After several seasons of wearisome mediocrity, Boudjellal hired Bernard Laporte, the former French national coach, another transient intellect who prior to his appointment had dabbled in politics unsuccessfully with Nicolas Sarkozy's regime. Laporte was directing operations from afar last Sunday as he was the recipient of a 16-week touchline and stand ban for some virulent and trenchant criticism of a referee in a Top 14 league game. Boudjellal wrote an open letter to Francois Hollande, the French President, looking for clemency. Quoi?
This is on the back of Boudjellal's reaction to what he considered another refereeing slight after Toulon lost to Clermont in 2012. "I had my first refereeing sodomy in the 2010 semi-final against Clermont. I've just had my second tonight. It appeared to hurt the first time but it was just as bad this time. We will review the images not on YouTube but on YouPorn." Don't know how the mammies and daddies of the Toulon mini-rugby teams would have received that one.
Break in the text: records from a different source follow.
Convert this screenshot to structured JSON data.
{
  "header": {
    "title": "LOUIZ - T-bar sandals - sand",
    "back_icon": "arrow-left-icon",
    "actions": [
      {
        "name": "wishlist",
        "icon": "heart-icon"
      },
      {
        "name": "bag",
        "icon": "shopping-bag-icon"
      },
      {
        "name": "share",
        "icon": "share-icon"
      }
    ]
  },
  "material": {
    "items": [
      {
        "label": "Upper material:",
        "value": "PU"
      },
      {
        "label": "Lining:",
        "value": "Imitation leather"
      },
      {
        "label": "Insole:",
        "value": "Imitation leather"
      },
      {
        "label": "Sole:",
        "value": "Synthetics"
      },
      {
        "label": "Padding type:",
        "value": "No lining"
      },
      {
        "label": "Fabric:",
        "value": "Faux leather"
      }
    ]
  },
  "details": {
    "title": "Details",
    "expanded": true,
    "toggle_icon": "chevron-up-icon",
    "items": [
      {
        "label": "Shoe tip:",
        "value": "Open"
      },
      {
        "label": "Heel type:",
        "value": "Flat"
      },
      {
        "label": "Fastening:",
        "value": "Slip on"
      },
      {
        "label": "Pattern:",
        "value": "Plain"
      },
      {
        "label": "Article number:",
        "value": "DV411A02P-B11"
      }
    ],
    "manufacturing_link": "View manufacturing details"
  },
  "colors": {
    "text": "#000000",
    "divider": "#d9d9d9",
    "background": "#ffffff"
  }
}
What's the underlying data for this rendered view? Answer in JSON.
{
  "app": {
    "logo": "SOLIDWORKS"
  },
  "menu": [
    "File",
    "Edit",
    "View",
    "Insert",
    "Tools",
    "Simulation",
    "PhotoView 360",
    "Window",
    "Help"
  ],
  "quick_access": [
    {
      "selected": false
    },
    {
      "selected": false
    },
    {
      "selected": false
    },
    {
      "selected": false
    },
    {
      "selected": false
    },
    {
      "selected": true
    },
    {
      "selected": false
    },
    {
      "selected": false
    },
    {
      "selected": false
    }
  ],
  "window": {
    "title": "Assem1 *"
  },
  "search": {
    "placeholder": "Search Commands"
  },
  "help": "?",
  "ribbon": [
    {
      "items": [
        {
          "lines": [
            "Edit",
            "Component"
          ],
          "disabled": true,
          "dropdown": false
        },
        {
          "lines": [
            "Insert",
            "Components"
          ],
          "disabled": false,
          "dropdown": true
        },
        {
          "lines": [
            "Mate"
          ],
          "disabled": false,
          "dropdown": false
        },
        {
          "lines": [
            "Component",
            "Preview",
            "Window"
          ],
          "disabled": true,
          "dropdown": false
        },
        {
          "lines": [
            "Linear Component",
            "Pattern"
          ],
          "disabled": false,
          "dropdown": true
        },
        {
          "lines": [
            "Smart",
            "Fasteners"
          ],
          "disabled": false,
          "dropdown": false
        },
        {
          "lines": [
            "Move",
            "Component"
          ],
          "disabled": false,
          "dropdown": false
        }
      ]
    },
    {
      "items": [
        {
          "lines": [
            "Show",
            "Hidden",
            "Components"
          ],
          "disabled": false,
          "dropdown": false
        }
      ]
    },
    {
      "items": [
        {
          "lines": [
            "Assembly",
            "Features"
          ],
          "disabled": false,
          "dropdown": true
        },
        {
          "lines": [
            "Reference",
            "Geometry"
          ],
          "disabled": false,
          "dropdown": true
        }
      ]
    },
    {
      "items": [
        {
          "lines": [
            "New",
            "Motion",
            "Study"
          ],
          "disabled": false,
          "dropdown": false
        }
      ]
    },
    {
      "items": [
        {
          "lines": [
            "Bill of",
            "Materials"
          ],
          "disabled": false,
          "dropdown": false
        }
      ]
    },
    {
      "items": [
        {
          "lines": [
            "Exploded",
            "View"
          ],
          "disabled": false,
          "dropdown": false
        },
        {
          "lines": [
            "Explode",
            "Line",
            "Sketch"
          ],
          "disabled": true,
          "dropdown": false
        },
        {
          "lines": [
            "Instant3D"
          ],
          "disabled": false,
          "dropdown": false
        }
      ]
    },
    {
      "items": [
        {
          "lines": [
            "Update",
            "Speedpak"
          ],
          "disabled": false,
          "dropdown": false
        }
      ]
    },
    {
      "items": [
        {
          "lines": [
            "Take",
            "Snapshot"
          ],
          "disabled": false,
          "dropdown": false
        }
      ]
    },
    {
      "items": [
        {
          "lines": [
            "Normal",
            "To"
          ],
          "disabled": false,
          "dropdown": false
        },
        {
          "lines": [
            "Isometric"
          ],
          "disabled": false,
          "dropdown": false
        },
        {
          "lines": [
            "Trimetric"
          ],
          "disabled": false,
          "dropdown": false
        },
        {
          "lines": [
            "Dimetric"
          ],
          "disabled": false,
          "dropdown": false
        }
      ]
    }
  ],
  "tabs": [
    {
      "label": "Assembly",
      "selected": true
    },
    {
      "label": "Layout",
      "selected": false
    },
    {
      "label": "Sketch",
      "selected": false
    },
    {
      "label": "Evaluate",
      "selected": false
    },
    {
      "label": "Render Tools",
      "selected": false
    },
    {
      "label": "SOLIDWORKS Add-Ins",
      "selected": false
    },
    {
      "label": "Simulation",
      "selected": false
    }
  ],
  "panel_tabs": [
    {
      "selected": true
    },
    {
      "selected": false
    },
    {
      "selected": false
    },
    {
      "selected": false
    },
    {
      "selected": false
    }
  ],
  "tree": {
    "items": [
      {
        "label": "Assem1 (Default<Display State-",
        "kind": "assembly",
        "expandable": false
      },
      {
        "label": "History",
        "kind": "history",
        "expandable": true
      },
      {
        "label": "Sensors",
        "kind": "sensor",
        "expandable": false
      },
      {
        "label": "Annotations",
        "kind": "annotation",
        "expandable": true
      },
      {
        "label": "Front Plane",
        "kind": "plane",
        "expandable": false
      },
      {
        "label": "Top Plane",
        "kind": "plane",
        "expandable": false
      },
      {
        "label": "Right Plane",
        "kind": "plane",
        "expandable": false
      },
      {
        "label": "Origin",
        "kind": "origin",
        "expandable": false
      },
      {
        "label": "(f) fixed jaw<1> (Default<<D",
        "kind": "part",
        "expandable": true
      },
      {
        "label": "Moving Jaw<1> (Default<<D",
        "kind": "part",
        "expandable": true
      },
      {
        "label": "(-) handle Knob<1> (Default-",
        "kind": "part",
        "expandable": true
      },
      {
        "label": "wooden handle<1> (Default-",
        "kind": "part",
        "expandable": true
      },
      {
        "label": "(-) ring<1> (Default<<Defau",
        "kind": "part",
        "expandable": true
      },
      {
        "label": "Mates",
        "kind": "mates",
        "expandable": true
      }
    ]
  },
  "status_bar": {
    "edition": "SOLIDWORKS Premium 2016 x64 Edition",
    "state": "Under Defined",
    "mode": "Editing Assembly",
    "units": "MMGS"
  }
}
A few weeks ago, Toulon pulled out of a planned fundraiser in the pre-season in July against Pro-Div 2 side Beziers. The Beziers club used to be a powerhouse in the 1960s and '70s but have fallen away and are financially imperilled in the lower reaches of the second division.
The town of Beziers voted to install Robert Menard as their Mayor. Menard is a National Front candidate and that particular party swept 11 boroughs in recent elections. The world over there doesn't account for political taste or allegiances but last time I checked most countries of the western hemisphere were governed by the principle of democracy.
The people voted and Beziers now have a National Front mayor. This country has as much to be ashamed about after some of the beauties that have been elected to both chambers of the Oireachtas.
Boudjellal did not like what happened and canned the proposed fixture. He could quite easily have cited logistical or scheduling difficulties but chose to platform his opinions and use a sports club as a political tool to vent his anger.
Ireland played a match against Zimbabwe recently in the T20 Cricket World Cup. I fundamentally disagree with everything that has happened politically in that country over the last 20 years yet I respect the right of both countries to be able to park any and all difficulties and engage in a sporting competition.
You cross a line when you do as Boudjellal has done. Why not avoid the contentious crossover and pull his comic books off news stands in the town of Beziers? Don't use a rugby team to sate your political frustrations. France has been up in arms about that decision. We didn't have to wait for more controversy.
Boudjellal made his feelings clear about referees again after the Leinster quarter-final. "I'd been told that there was a referee to avoid so I didn't want him. We realised that there was a referee, every time he refereed Leinster, they won. He refereed them in the quarters, semis and final."
It seems Boudjellal only opens his mouth to change his feet. Why have the FFR not sanctioned him for such ridiculous and irrational outbursts?
It does not matter whether he is deemed to be a fit or appropriate person to run a rugby club – he has paid his money down and he runs things as he sees fit. Unfortunately that is the direction the game is going in. I do not like anything about Toulon or the way they comport themselves.
There are many reasons why Seán O'Brien chose not to join Toulon. It is quite possible that one of them was because he did not want to be employed by a loose cannon whose antics and behaviour have become more and more reprehensible as the years go by. There are many reasons why I fervently want Munster to win in two weeks' time. Chief amongst them is now no longer a secret.
Sunday Indo Sport